▶ [THE TASK]: Below are records; count how many of their lines contain the word "true" and give the number alone.

○ ○ ○

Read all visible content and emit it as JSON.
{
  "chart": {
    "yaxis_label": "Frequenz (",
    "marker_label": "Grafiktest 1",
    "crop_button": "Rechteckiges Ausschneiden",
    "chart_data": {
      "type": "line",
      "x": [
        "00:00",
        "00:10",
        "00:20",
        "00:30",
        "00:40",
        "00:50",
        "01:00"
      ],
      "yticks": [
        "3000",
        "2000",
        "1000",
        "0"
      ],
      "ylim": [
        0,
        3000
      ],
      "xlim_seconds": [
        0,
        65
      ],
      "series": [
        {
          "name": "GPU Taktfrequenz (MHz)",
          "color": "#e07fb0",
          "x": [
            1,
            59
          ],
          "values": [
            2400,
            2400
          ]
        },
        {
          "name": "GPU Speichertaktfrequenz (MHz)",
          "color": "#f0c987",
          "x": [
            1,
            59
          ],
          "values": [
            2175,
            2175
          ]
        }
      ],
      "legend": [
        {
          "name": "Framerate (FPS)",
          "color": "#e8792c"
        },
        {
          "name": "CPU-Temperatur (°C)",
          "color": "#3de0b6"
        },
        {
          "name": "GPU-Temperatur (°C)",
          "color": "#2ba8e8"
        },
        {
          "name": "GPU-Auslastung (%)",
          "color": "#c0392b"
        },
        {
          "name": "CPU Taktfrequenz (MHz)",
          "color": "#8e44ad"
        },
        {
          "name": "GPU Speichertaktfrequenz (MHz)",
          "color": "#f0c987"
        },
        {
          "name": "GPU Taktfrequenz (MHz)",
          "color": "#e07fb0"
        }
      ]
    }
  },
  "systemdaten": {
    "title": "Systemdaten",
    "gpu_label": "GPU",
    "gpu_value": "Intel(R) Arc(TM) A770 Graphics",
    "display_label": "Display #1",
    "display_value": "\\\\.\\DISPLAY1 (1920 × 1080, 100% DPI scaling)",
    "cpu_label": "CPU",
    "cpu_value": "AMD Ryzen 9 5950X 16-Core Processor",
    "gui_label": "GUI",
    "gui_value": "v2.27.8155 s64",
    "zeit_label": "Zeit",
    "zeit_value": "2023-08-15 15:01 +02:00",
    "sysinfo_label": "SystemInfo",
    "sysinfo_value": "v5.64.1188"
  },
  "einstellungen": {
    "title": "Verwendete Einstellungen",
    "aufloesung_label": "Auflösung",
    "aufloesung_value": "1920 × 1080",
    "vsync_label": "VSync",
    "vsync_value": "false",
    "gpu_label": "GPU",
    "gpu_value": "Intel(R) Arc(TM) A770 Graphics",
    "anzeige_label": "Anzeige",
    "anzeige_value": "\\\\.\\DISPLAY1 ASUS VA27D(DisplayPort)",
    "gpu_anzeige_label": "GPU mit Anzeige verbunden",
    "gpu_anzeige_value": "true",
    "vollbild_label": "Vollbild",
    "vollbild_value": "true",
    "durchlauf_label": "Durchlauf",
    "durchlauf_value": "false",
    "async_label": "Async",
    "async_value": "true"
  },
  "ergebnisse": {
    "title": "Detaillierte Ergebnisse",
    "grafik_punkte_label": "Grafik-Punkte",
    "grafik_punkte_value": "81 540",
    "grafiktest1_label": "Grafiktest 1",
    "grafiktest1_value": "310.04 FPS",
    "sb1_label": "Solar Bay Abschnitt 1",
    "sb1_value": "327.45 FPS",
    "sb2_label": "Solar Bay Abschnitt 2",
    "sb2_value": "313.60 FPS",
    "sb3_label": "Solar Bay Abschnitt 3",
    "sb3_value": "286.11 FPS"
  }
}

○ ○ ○

▶ [WRITTEN RESPONSE]: 3